Less than a month before the beginning of classes, which are due to start between 14 and 17 September, families still do not know what their children’s student life will be like.
“We know there will be a return to face-to-face education, which we welcome, but we do not know how the measures will be implemented, and we need to organise our lives and ensure that we manage to reconcile family life with our professional lives”, warned Jorge Ascenção, president of the National Federation Association of Parents (Confap).
According to Lusa news agency, School administrations have some autonomy in implementing measures they consider to be the best for their school community.
There are schools that will extend opening hours, others are designing schedules to concentrate classes in morning or afternoon shifts and there are also solutions that reduce interval times, according to information advanced to Lusa by representatives of school principals.
However, there will be few schools that have already communicated to the families what measures they are going to adopt, so the students still do not know if they will have to enter the school earlier or if they will have all free afternoons, said the president of Confap.
“There is still not much information and it is important that families are involved in this process, because this is not an exclusive problem for schools. These are measures that should be known to families so that they can organise themselves accordingly,” he said.
In the case of schools that opt for double schedules, “what will be the solution found for students who are not taking classes?” said Jorge Ascenção.
“We realise the complexity of preparing this school year, but it must be done in partnership with families.

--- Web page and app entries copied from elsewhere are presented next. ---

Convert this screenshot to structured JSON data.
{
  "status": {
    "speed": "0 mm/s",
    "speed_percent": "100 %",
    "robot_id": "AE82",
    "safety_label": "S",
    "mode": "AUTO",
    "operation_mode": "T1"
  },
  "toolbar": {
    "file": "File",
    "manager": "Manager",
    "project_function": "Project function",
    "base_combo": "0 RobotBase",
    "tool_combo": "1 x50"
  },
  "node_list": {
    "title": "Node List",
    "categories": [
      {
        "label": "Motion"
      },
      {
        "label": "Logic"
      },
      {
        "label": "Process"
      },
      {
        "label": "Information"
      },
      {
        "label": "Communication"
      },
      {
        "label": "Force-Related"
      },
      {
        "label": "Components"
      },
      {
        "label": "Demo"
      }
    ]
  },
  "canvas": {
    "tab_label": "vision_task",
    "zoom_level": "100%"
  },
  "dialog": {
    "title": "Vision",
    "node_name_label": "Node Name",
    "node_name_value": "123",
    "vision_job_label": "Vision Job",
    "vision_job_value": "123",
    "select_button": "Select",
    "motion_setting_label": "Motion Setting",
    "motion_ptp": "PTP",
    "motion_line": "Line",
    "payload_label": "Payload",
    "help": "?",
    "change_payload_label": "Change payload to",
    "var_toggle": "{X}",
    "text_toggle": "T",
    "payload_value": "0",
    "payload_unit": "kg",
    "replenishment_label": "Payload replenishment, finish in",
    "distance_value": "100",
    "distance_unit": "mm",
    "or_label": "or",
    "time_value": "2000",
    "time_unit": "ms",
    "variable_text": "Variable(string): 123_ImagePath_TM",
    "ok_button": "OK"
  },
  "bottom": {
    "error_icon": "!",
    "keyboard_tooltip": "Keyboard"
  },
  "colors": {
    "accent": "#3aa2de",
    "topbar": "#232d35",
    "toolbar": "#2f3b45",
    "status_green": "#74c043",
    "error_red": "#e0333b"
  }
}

It is important that there is clearer and more precise communication”, he defended, regretting that the information is coming “little by little ”.
According to Jorge Ascenção, families fear possible contagions on their return to school, but there is a general perception that a new lockdown would have serious consequences for the psychological, emotional and physical health of children, as well as social and family issues.